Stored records

-=-=-

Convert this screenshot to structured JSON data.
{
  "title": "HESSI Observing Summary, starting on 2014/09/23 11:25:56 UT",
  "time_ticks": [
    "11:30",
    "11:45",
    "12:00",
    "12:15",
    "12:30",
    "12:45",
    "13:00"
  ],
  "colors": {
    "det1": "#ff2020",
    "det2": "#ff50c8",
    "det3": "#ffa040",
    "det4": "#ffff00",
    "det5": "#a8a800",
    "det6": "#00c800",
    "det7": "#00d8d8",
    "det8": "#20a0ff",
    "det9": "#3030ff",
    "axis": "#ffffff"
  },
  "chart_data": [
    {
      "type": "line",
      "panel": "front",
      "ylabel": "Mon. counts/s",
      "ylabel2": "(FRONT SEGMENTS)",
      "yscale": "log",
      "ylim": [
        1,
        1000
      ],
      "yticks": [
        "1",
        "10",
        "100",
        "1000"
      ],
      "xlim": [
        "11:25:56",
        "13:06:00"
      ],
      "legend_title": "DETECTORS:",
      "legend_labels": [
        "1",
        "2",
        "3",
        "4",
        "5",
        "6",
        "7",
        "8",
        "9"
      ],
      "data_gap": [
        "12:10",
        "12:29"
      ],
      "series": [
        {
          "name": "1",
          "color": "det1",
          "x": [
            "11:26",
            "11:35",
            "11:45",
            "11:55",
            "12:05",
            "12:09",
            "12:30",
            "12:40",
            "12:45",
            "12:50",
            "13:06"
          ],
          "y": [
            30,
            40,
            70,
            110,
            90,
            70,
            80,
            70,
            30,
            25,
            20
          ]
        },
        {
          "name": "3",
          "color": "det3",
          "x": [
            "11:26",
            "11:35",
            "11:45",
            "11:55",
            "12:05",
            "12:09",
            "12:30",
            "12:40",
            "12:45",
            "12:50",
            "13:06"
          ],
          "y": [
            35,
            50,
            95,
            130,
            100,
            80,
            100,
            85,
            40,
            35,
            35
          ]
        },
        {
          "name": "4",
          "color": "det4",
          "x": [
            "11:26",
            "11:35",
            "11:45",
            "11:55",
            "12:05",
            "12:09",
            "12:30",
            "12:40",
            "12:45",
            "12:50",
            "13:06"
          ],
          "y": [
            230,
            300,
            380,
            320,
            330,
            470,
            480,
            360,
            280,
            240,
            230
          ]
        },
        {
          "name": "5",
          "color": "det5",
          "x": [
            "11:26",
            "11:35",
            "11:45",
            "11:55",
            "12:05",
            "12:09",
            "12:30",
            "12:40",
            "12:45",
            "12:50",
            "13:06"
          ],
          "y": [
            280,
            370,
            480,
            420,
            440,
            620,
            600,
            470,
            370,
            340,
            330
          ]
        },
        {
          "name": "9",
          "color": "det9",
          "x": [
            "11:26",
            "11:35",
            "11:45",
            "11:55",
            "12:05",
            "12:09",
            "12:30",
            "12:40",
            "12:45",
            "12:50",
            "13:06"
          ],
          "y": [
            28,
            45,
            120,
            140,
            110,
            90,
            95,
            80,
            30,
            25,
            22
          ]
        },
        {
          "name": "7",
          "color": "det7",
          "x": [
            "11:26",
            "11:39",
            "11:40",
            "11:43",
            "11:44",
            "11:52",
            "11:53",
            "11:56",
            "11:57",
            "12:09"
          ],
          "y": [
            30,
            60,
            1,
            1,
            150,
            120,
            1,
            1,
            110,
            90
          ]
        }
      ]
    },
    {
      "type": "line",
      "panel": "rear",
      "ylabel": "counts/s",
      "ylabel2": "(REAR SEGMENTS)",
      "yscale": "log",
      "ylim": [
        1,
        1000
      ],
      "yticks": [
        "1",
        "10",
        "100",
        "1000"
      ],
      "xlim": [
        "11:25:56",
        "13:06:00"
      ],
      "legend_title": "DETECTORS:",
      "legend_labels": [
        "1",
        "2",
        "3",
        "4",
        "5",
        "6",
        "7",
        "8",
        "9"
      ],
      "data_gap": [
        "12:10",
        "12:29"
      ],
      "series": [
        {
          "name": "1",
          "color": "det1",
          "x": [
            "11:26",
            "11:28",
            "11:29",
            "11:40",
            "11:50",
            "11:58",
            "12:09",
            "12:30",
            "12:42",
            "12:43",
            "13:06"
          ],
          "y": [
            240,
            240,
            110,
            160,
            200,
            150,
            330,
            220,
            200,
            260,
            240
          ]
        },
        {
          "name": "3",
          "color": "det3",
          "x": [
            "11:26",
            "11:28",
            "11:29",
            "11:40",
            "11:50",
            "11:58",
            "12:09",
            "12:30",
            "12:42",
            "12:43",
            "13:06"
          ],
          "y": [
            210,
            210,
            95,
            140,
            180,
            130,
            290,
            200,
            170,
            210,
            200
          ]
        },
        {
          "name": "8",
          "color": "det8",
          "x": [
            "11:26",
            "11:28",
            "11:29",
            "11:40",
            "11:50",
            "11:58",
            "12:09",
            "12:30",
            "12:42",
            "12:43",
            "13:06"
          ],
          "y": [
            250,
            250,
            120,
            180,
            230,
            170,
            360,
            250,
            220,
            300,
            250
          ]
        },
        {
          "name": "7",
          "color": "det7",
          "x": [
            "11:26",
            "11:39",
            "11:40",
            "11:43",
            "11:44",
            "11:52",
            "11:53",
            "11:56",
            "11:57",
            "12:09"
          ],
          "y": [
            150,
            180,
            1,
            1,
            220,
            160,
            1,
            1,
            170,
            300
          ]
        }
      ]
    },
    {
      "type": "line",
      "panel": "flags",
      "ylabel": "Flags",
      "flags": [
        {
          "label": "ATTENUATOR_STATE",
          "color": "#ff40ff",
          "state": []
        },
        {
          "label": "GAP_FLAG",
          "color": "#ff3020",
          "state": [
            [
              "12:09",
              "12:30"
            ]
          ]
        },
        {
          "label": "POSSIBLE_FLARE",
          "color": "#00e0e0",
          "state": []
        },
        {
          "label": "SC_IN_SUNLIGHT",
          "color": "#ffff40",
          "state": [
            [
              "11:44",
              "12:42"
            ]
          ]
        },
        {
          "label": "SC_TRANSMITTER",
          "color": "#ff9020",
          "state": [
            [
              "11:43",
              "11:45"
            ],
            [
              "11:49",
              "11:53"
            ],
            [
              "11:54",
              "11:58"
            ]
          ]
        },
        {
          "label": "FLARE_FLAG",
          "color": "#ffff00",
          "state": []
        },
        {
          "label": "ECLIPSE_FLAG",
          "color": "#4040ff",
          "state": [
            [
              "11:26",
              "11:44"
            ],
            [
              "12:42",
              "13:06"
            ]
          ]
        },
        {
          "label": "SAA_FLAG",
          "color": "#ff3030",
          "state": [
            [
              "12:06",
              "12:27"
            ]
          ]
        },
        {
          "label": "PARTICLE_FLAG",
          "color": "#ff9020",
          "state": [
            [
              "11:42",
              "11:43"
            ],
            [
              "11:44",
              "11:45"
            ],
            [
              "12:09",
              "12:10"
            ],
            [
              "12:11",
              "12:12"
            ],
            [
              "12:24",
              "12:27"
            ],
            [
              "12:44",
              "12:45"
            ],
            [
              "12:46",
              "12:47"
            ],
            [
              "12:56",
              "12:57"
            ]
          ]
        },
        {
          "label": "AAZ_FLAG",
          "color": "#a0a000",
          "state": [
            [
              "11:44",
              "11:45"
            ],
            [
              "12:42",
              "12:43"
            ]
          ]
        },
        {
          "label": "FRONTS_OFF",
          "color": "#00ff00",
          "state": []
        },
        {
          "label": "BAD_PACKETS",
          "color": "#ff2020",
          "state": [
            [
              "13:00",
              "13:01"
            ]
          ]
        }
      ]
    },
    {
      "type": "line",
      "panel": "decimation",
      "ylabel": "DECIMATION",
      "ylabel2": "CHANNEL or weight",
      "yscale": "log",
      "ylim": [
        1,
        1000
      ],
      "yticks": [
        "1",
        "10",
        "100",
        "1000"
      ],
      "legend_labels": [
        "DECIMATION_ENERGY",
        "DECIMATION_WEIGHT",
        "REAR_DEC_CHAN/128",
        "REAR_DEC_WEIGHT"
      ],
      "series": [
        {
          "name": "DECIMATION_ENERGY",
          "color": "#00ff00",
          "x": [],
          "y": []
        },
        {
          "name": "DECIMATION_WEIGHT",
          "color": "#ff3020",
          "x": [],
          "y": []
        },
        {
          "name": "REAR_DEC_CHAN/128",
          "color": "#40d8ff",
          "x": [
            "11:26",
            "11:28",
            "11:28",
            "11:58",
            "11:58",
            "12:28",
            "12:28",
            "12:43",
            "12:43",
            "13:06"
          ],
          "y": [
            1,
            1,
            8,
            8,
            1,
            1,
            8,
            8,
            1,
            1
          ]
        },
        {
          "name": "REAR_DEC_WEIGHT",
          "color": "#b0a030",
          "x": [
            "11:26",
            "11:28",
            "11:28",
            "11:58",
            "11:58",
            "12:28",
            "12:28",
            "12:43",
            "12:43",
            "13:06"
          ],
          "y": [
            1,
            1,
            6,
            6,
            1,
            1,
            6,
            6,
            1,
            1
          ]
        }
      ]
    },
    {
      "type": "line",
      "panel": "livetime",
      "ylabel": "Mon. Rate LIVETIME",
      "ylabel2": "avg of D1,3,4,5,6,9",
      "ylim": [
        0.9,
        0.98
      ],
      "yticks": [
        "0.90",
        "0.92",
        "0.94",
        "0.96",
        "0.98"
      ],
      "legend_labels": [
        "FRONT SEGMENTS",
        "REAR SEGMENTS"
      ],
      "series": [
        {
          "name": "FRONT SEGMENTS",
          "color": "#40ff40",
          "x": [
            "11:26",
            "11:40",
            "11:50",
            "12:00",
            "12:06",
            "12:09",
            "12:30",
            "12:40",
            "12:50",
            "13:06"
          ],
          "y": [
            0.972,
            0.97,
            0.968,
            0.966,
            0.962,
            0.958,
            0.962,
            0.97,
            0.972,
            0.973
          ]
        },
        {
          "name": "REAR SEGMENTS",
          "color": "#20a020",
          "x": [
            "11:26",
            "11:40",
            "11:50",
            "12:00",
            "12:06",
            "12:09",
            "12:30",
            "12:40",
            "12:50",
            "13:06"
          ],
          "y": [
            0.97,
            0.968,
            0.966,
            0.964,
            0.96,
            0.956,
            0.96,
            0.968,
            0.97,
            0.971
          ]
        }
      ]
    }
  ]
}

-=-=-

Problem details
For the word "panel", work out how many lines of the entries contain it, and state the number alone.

Task response
5